Official crime statistics and their interpretation determine the course of the daily work of the hundreds of thousands of employees of the South African Police Service (SAPS) and the Departments of Correctional Services and of Justice and Constitutional Development, to some extent the policymaking and functioning of many if not most other government departments, numerous non-governmental organisations, as well as the life and liberty of potentially every person in the country or wishing to enter it. They are public property.

 Access to reliable and intelligible crime statistics is a policymaking imperative and a Constitutional right, and together with good analysis helps to build meaningful transparency, accountability, and participation in the collective efforts to address one of the problems that most concerns the inhabitants of South Africa. The Centre of Criminology is committed to contributing to the usefulness and accessibility of the official crime statistics.

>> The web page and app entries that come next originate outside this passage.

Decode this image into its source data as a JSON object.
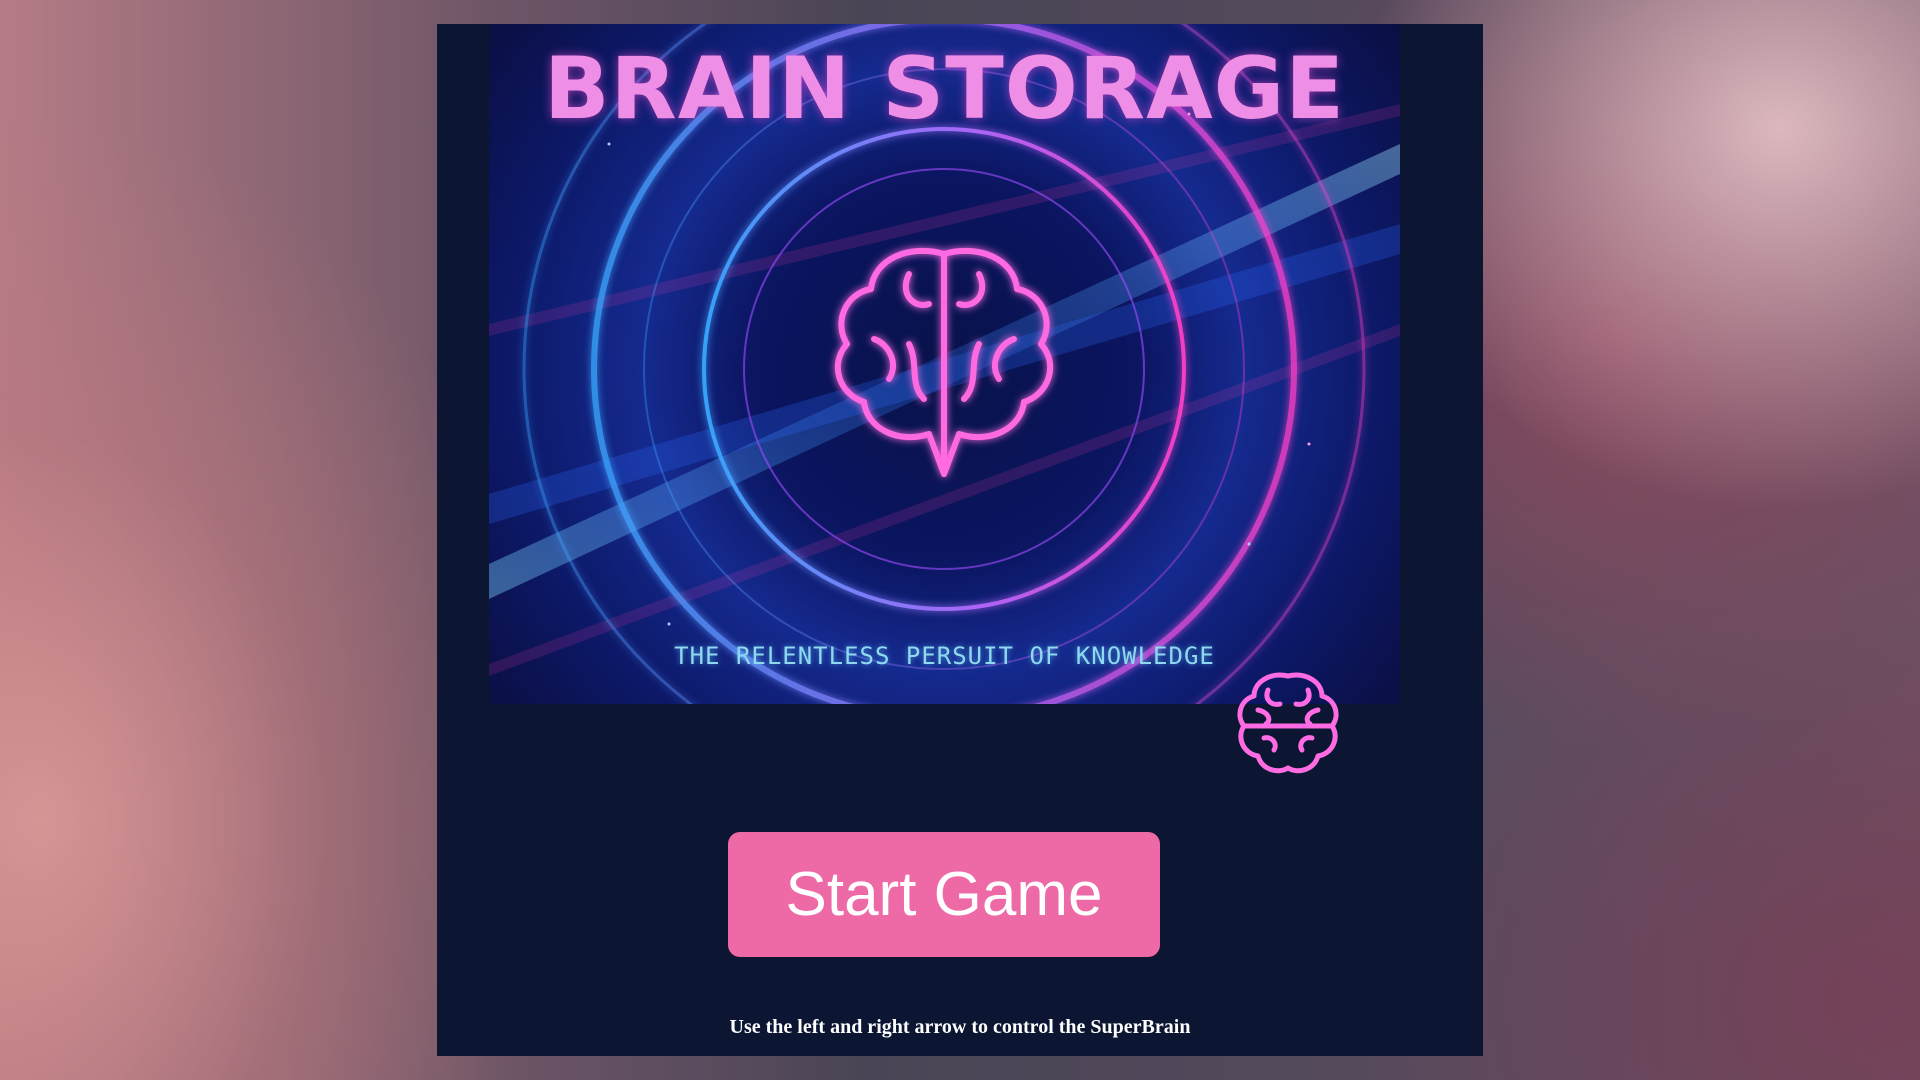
{
  "game": {
    "title": "BRAIN STORAGE",
    "tagline": "THE RELENTLESS PERSUIT OF KNOWLEDGE",
    "start_button_label": "Start Game",
    "instructions": "Use the left and right arrow to control the SuperBrain"
  },
  "icons": {
    "title_brain": "brain-icon",
    "player": "brain-icon"
  },
  "colors": {
    "panel_background": "#0c1632",
    "button_background": "#ee6aa7",
    "title_color": "#ef8ee6",
    "tagline_color": "#8fd8f0",
    "neon_pink": "#ff4fd8",
    "neon_blue": "#3fa6ff"
  }
}
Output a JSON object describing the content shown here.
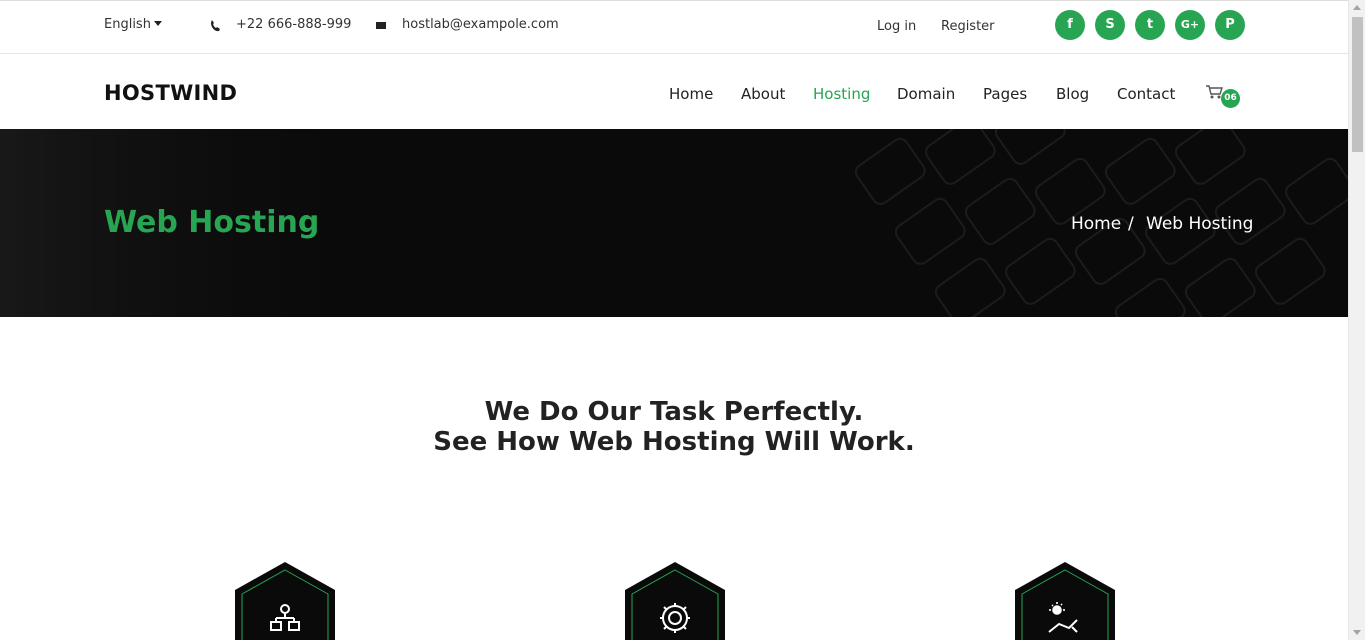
{
  "topbar": {
    "language": "English",
    "phone": "+22 666-888-999",
    "email": "hostlab@exampole.com",
    "login": "Log in",
    "register": "Register",
    "social": [
      {
        "icon": "facebook-icon",
        "glyph": "f"
      },
      {
        "icon": "skype-icon",
        "glyph": "S"
      },
      {
        "icon": "twitter-icon",
        "glyph": "t"
      },
      {
        "icon": "google-plus-icon",
        "glyph": "G+"
      },
      {
        "icon": "pinterest-icon",
        "glyph": "P"
      }
    ]
  },
  "nav": {
    "logo": "HOSTWIND",
    "links": [
      "Home",
      "About",
      "Hosting",
      "Domain",
      "Pages",
      "Blog",
      "Contact"
    ],
    "active": "Hosting",
    "cart_count": "06"
  },
  "hero": {
    "title": "Web Hosting",
    "breadcrumb_home": "Home",
    "breadcrumb_sep": "/",
    "breadcrumb_current": "Web Hosting"
  },
  "main": {
    "headline_line1": "We Do Our Task Perfectly.",
    "headline_line2": "See How Web Hosting Will Work.",
    "features": [
      {
        "icon": "network-icon"
      },
      {
        "icon": "gear-icon"
      },
      {
        "icon": "sun-graph-icon"
      }
    ]
  },
  "colors": {
    "accent": "#27a552",
    "hero_bg": "#0a0a0a"
  }
}
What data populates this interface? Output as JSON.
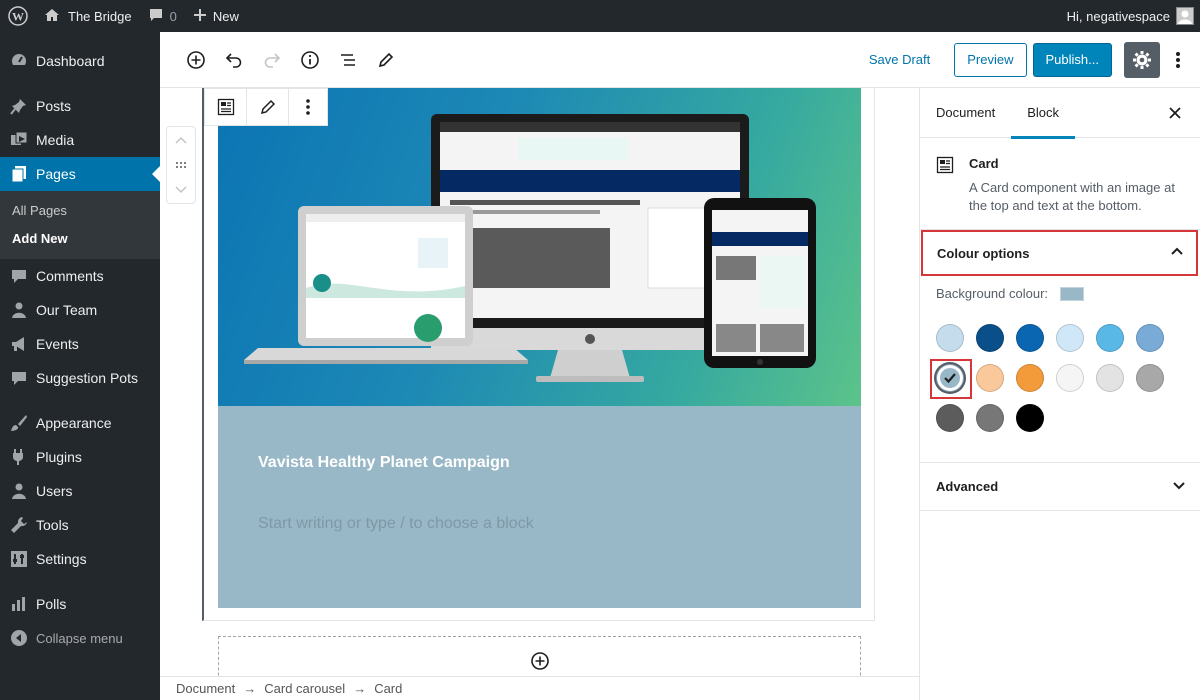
{
  "adminbar": {
    "site_name": "The Bridge",
    "comments_count": "0",
    "new_label": "New",
    "greeting": "Hi, negativespace"
  },
  "sidebar": {
    "items": [
      {
        "label": "Dashboard",
        "icon": "dashboard-icon"
      },
      {
        "label": "Posts",
        "icon": "pin-icon"
      },
      {
        "label": "Media",
        "icon": "media-icon"
      },
      {
        "label": "Pages",
        "icon": "pages-icon"
      },
      {
        "label": "Comments",
        "icon": "comments-icon"
      },
      {
        "label": "Our Team",
        "icon": "user-icon"
      },
      {
        "label": "Events",
        "icon": "megaphone-icon"
      },
      {
        "label": "Suggestion Pots",
        "icon": "comments-icon"
      },
      {
        "label": "Appearance",
        "icon": "brush-icon"
      },
      {
        "label": "Plugins",
        "icon": "plugin-icon"
      },
      {
        "label": "Users",
        "icon": "user-icon"
      },
      {
        "label": "Tools",
        "icon": "wrench-icon"
      },
      {
        "label": "Settings",
        "icon": "settings-icon"
      },
      {
        "label": "Polls",
        "icon": "chart-icon"
      }
    ],
    "submenu": [
      "All Pages",
      "Add New"
    ],
    "collapse_label": "Collapse menu"
  },
  "toolbar": {
    "save_draft": "Save Draft",
    "preview": "Preview",
    "publish": "Publish..."
  },
  "card": {
    "title": "Vavista Healthy Planet Campaign",
    "placeholder": "Start writing or type / to choose a block"
  },
  "breadcrumb": [
    "Document",
    "Card carousel",
    "Card"
  ],
  "panel": {
    "tabs": [
      "Document",
      "Block"
    ],
    "block_name": "Card",
    "block_desc": "A Card component with an image at the top and text at the bottom.",
    "colour_options": "Colour options",
    "background_label": "Background colour:",
    "advanced": "Advanced",
    "swatches": [
      "#c5dcec",
      "#0a4f8a",
      "#0a66b0",
      "#cfe7f7",
      "#5ab8e6",
      "#7aaad6",
      "#98b8c8",
      "#f9c89b",
      "#f39a3a",
      "#f5f5f5",
      "#e3e3e3",
      "#a8a8a8",
      "#5c5c5c",
      "#777777",
      "#000000"
    ],
    "selected_colour": "#98b8c8"
  },
  "colors": {
    "accent": "#0073aa",
    "admin_dark": "#23282d",
    "highlight_red": "#d63638"
  }
}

 However, the apparent precision of crime figures masks a far messier reality. A number of factors get in the way between an incident of crime and its reflection in official statistics. Victims and witnesses may be unwilling or unable to identify or accurately report a crime; the police officers on duty may be unwilling or unable to properly record it; the recorded data may be poorly stored and handled; laws may change over time; data publication may be incomplete or for whatever reason misleading; etc. Variation in these factors may skew results considerably, making it difficult to determine whether an observed difference in crime stats across jurisdictions or across time is the result of a real difference in crime, or rather a difference in social, political or institutional factors. For this reason, crime statistics are best supplemented by crime victimisation studies and other kinds of research.  This work feeds into the Urban Security priority.

 Our work in this area draws on external expertise, notably from analyst and consultant Dr Chris De Kock and from market research agency Vibrand Research <>.  













Citizen’s guide to SAPS crime statistics: 1994-2015, Chris De Kock, Anine Kriegler, and Mark Shaw,